About this exercise — Please tell how many of the lines below contain "build", using only a number.

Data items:

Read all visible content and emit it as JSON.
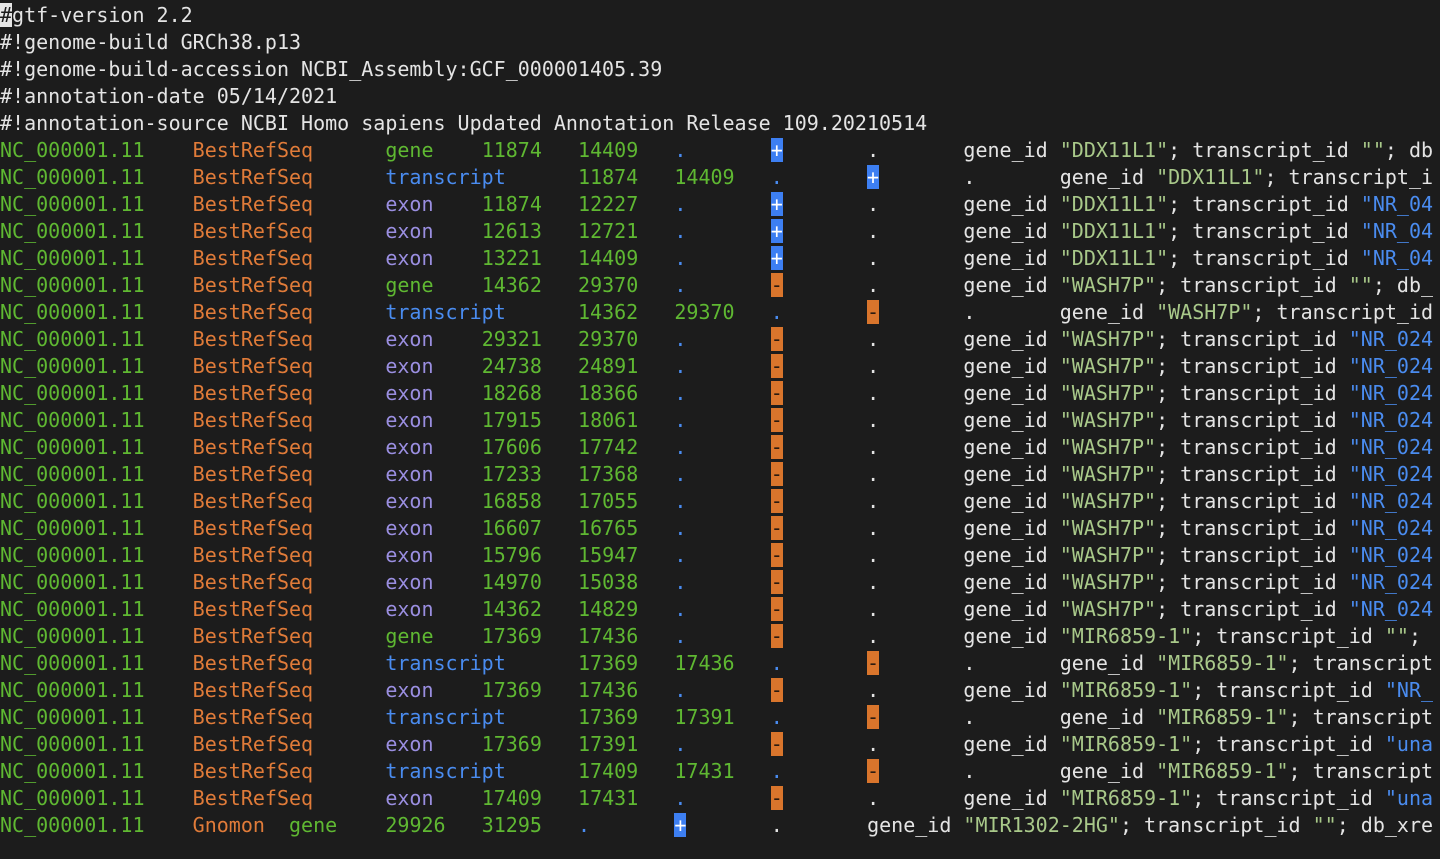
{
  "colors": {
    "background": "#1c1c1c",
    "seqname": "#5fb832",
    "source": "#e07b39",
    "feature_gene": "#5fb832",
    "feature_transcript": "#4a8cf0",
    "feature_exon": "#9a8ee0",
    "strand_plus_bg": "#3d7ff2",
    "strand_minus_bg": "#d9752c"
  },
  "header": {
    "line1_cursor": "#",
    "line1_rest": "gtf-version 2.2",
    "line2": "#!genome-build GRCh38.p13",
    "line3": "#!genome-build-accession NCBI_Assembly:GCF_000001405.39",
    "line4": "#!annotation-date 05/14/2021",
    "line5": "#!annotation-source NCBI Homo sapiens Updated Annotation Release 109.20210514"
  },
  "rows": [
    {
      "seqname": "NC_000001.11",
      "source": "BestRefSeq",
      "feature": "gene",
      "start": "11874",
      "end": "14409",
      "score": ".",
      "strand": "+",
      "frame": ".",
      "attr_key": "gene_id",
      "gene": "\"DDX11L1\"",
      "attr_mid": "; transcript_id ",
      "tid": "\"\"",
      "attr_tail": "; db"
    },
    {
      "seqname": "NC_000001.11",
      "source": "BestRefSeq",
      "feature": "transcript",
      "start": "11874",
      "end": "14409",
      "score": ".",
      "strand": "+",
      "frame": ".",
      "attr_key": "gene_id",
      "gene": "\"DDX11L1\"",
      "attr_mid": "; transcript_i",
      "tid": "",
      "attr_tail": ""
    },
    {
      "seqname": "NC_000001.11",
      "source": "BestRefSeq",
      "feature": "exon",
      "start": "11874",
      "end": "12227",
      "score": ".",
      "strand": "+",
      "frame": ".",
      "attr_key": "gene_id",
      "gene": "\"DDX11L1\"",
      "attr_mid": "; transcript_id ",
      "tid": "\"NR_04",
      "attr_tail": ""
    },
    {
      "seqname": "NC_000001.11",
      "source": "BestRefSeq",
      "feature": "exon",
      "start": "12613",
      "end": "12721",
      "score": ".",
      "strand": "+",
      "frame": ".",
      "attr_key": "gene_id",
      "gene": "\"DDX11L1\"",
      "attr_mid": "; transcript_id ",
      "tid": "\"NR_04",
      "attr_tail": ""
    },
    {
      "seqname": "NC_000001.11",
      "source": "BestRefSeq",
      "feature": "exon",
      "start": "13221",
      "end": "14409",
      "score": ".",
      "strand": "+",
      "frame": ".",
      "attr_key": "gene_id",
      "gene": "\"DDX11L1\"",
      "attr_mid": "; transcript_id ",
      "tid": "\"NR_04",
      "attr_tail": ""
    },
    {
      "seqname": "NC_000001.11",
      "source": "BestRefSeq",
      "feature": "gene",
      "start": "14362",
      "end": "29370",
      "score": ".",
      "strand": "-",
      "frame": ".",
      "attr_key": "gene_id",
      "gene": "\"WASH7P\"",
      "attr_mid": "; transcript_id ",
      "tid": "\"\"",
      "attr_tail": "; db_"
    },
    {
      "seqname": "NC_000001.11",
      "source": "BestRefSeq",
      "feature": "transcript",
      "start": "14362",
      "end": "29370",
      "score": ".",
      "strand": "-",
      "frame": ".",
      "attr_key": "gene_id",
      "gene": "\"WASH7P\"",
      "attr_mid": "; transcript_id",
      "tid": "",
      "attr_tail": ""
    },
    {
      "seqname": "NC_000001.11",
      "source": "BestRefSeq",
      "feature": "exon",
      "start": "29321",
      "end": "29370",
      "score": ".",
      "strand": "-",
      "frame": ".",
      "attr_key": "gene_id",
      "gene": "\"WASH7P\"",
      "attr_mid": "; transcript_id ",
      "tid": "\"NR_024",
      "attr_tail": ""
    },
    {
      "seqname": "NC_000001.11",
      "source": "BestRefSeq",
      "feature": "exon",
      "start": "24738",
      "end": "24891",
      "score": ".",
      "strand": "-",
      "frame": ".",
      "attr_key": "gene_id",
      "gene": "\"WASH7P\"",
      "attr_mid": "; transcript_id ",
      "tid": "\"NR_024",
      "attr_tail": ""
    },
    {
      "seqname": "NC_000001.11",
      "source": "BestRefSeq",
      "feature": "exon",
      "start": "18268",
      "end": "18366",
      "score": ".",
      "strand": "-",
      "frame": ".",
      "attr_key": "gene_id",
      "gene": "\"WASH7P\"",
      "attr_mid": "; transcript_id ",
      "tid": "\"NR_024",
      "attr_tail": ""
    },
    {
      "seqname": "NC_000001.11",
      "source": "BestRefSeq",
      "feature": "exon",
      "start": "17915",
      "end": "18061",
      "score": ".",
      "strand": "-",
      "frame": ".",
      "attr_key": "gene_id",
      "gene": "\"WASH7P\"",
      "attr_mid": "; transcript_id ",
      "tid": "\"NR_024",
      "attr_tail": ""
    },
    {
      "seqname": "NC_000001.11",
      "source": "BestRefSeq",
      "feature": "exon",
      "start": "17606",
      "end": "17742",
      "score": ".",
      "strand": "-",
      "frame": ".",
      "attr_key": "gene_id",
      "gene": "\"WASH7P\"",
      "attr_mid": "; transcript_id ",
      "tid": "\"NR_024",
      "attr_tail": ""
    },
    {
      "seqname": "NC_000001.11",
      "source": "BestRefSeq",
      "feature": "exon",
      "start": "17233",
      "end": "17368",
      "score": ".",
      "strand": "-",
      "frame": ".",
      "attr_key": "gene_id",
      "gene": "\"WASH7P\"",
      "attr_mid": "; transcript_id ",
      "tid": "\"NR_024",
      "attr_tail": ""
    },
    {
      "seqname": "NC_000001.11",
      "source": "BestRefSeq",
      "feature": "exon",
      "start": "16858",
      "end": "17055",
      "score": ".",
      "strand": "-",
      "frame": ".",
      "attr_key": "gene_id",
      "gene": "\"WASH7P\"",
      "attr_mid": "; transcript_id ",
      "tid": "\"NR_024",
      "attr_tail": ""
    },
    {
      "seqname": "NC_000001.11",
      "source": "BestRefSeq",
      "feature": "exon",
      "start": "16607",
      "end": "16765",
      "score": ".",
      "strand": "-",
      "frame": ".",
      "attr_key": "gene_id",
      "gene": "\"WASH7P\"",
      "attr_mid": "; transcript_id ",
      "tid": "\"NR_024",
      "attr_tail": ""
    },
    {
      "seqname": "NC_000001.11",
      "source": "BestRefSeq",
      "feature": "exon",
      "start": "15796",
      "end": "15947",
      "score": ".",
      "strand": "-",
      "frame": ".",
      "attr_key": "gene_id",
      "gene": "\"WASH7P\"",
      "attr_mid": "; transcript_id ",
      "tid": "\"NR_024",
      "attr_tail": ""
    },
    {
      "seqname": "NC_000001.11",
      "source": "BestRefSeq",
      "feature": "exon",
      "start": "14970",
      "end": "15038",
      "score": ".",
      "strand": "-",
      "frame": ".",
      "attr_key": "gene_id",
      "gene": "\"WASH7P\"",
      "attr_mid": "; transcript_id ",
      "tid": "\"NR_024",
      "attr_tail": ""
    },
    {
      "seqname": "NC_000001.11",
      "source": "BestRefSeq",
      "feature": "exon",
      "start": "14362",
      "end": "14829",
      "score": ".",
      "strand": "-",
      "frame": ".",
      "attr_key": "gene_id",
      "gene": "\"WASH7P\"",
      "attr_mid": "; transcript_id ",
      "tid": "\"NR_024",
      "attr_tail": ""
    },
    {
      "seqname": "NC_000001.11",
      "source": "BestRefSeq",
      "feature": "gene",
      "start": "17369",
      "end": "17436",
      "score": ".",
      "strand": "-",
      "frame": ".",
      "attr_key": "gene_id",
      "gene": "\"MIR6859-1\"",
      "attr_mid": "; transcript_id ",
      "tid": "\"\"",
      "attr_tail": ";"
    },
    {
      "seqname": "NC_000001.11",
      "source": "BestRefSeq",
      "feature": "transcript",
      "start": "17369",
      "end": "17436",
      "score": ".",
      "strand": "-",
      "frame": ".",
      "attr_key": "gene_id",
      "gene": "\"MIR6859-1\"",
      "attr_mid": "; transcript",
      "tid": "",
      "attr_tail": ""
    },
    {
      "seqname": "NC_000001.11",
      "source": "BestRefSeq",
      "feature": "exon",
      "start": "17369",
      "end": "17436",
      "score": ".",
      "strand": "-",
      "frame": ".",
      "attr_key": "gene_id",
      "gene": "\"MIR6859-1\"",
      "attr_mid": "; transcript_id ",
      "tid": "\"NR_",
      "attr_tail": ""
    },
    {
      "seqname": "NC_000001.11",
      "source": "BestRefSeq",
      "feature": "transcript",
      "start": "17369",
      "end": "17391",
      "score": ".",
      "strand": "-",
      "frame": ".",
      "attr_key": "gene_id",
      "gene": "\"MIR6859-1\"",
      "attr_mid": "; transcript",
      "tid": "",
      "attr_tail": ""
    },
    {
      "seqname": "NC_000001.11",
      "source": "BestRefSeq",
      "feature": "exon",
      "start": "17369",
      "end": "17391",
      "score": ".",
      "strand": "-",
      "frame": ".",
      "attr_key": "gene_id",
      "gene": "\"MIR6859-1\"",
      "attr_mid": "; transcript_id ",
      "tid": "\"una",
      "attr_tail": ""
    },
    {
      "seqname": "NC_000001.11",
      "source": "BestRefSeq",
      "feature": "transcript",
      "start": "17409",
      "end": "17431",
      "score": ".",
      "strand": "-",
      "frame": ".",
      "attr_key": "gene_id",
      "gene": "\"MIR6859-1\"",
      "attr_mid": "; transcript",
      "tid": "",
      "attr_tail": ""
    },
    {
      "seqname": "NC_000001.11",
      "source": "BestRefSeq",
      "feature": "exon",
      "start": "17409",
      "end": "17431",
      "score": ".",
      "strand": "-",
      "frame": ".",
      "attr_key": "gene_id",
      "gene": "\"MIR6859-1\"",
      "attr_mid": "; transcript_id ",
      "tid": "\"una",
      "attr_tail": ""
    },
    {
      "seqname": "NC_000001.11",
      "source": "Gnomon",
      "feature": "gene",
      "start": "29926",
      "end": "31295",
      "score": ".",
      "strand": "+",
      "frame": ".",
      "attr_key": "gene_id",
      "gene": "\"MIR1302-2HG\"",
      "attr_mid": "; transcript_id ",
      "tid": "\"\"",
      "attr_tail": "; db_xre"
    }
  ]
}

The answer — 2